The “Room for Debate” section at the New York Times recentlyexamined the issue of campus claims of sexual assault. But the “debate” more accurately an imbalanced exchange—perhaps unsurprising given the Times’ almost wholly one-sided coverage of this issue in its news pages.
FIRE’s Samantha Harris made a typically compelling case for the importance of due process. Three major takeaways from her essay: (1) university procedures deprive accused students of anything resembling due process; (2) these tilted procedures undercut the integrity of the entire university disciplinary process; and (3) since expulsion is the worst penalty universities can give, anyone who really believes colleges are facing an unprecedented wave of violent crime should want more involvement from law enforcement, which can properly punish these violent criminals.
Perhaps the Times considers Harris such a formidable debater (her essay was very well-argued) that the paper needed to bring in five people to rebut her view. Or perhaps the paper’s editorial approach reflected the Times’ overall biases on this question. In the event, the other five contributors were either neutral on the question of due process on campus, or contemptuous of the concept.
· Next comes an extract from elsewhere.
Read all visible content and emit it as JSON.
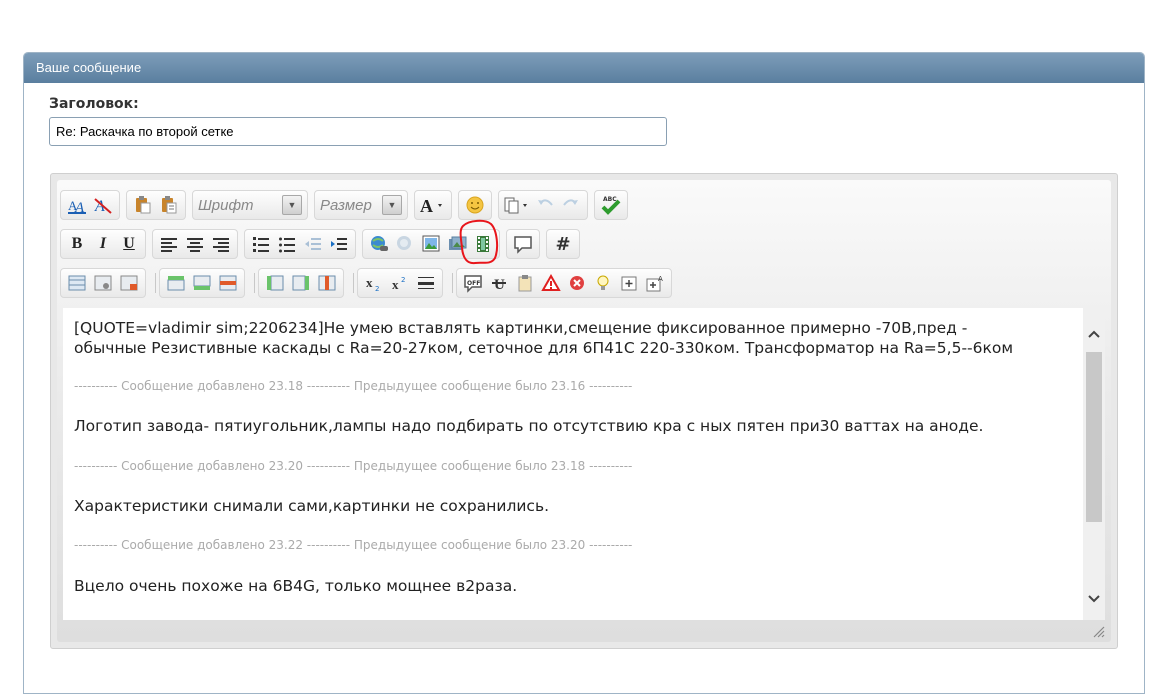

One essay advocated better training for university officials. (So too did a commenter who claimed have served on a disciplinary panel at a New Jersey public university, and who bizarrely suggested remedying denials to due process for the accused by training the disciplinary panel more effectively.) Training is, of course, a good thing. But what kind of training? The Stanford model, in which panelists have been trained that an accuser presenting his case logically can be interpreted as a sign of guilt?
A second essay defended the McCaskill survey proposal—hilariously suggesting that the Missouri senator’s purpose wasn’t to “shame” universities. (The survey’s primary effect would likely be to pressure schools, especially administrators who serve on disciplinary panels, to increase findings of guilt.) A third Times essay likewise defends the survey idea (and the McCaskill bill as a whole), and calls for colleges to do more to educate students, by encouraging such practices as “turning on lights in a dark party room or turning off music to distract a perpetrator.”
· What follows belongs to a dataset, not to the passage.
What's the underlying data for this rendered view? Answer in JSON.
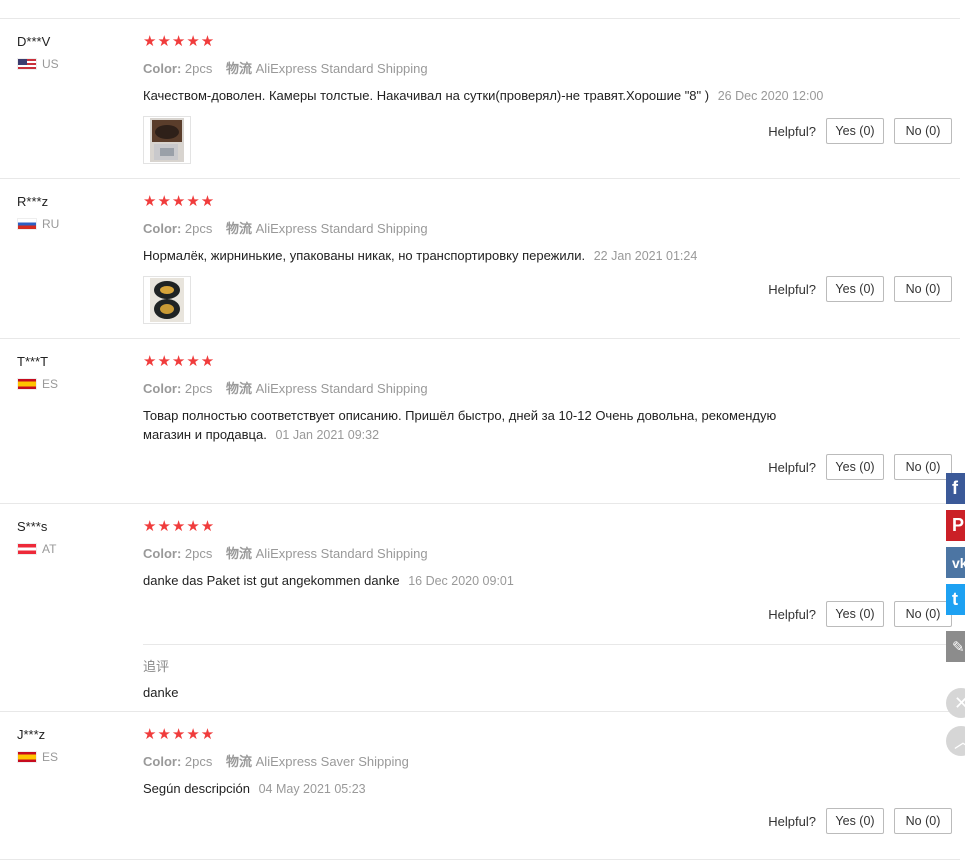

The Times rounds out its “debate” with items from two anti-due process “activists.” Occidental’s Danielle Dirks—taking, yet again, a high-profile stance on the issue even as HuffPost’s Tyler Kingkade falsely framed her involvement in the matter as a result of FIRE’s exposure—took a novel approach to the survey question. Accepting the 1-in-5 claim as gospel (for the latest debunking of this “statistic,” see the Washington Examiner’s indispensable Ashe Schow), Dirks argued that the survey would expose colleges who subject “campus survivors” to “a ‘second rape’ riddled with betrayal, shame and indifference,” and thereby discourage reporting. Schools that didn’t report 20 percent of their female population as rape victims would, presumably, be subject to penalties under the Clery Act. In Dirks’ world, colleges’ chief task would be creating “evidence” to substantiate existence of a sufficient number of “crimes” to satisfy what she—and like-minded activists—believe is the “true” number of rapes on campus.
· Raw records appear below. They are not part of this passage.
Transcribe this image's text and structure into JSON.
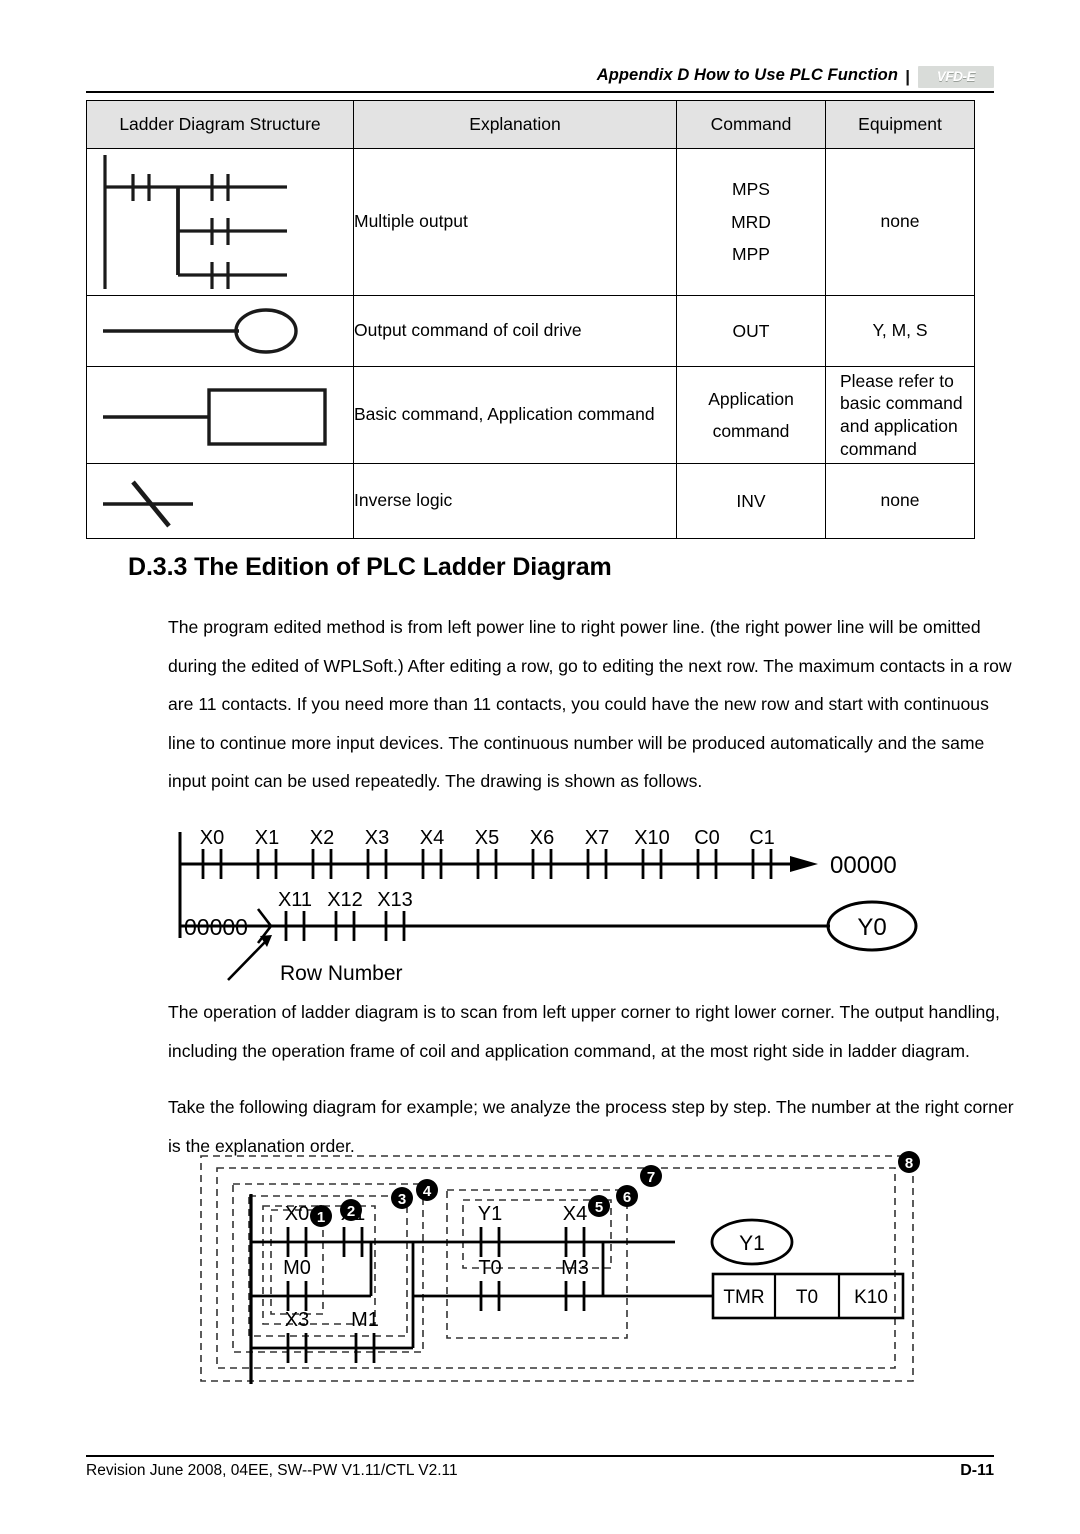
{
  "header": {
    "title": "Appendix D How to Use PLC Function",
    "separator": "|",
    "logo": "VFD-E"
  },
  "symbol_table": {
    "columns": [
      "Ladder Diagram Structure",
      "Explanation",
      "Command",
      "Equipment"
    ],
    "rows": [
      {
        "symbol": "multiple-output-branch",
        "explanation": "Multiple output",
        "command": "MPS\nMRD\nMPP",
        "command_lines": [
          "MPS",
          "MRD",
          "MPP"
        ],
        "equipment": "none"
      },
      {
        "symbol": "output-coil",
        "explanation": "Output command of coil drive",
        "command": "OUT",
        "equipment": "Y, M, S"
      },
      {
        "symbol": "application-instruction-box",
        "explanation": "Basic command, Application command",
        "command": "Application command",
        "equipment": "Please refer to basic command and application command"
      },
      {
        "symbol": "inverse-logic-slash",
        "explanation": "Inverse logic",
        "command": "INV",
        "equipment": "none"
      }
    ]
  },
  "section": {
    "heading": "D.3.3 The Edition of PLC Ladder Diagram",
    "paragraph1": "The program edited method is from left power line to right power line. (the right power line will be omitted during the edited of WPLSoft.) After editing a row, go to editing the next row. The maximum contacts in a row are 11 contacts. If you need more than 11 contacts, you could have the new row and start with continuous line to continue more input devices. The continuous number will be produced automatically and the same input point can be used repeatedly. The drawing is shown as follows.",
    "paragraph2": "The operation of ladder diagram is to scan from left upper corner to right lower corner. The output handling, including the operation frame of coil and application command, at the most right side in ladder diagram.",
    "paragraph3": "Take the following diagram for example; we analyze the process step by step. The number at the right corner is the explanation order."
  },
  "diagram_row_number": {
    "row1_contacts": [
      "X0",
      "X1",
      "X2",
      "X3",
      "X4",
      "X5",
      "X6",
      "X7",
      "X10",
      "C0",
      "C1"
    ],
    "row1_target": "00000",
    "row2_rownumber": "00000",
    "row2_contacts": [
      "X11",
      "X12",
      "X13"
    ],
    "row2_coil": "Y0",
    "annotation": "Row Number"
  },
  "diagram_analysis": {
    "contacts": {
      "branch1_top": "X0",
      "branch1_mid": "M0",
      "branch2_top": "X1",
      "branch3_bottom_a": "X3",
      "branch3_bottom_b": "M1",
      "branch4_top_a": "Y1",
      "branch4_top_b": "X4",
      "branch4_mid_a": "T0",
      "branch4_mid_b": "M3"
    },
    "coil": "Y1",
    "instruction_box": [
      "TMR",
      "T0",
      "K10"
    ],
    "callouts": [
      "1",
      "2",
      "3",
      "4",
      "5",
      "6",
      "7",
      "8"
    ]
  },
  "footer": {
    "revision": "Revision June 2008, 04EE, SW--PW V1.11/CTL V2.11",
    "page": "D-11"
  }
}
Then there’s the University of Michigan’s Molly Rider-Milkovich, who suggested that allowing trained law enforcement officers to investigate one of the most serious crimes that exists constitutes “abdicating” to the criminal justice system. She euphemistically describes the college process as an avenue for accusers to act “when the criminal justice system is not available to them.” And when is that? When there “is not enough evidence presented for a prosecutor to file criminal charges,” as “in situations where there are no witnesses to the activity, little or no physical evidence, or if the victim has only partial recall of the events — a description that fits many of the reports we receive from students.”
Rider-Milkovich appears not to have considers that cases in which there are (1) no witnesses; (2) no physical evidence; and (3) “partial recall” might well be instances in which there was no crime. At least, however, she deserves credit for her honesty: like Stanford Law’s Michele Dauber, Rider-Milkovich wants a parallel justice system on campus so that more male students can be branded rapists.
Notably absent from the Times’ list: any defense attorney who has to represent students subjected to the procedures so celebrated by the likes of Dirks and Rider-Milkovich. Andrew Miltenberg—attorney for students mistreated at Vassar, Columbia, and Drew—is based in New York. But given the paper’s very active campus sexual assault beat has ignored Miltenberg’s lawsuits, it probably shouldn’t come as a surprise that the Times wanted a “debate” that excluded a defense attorney’s perspective.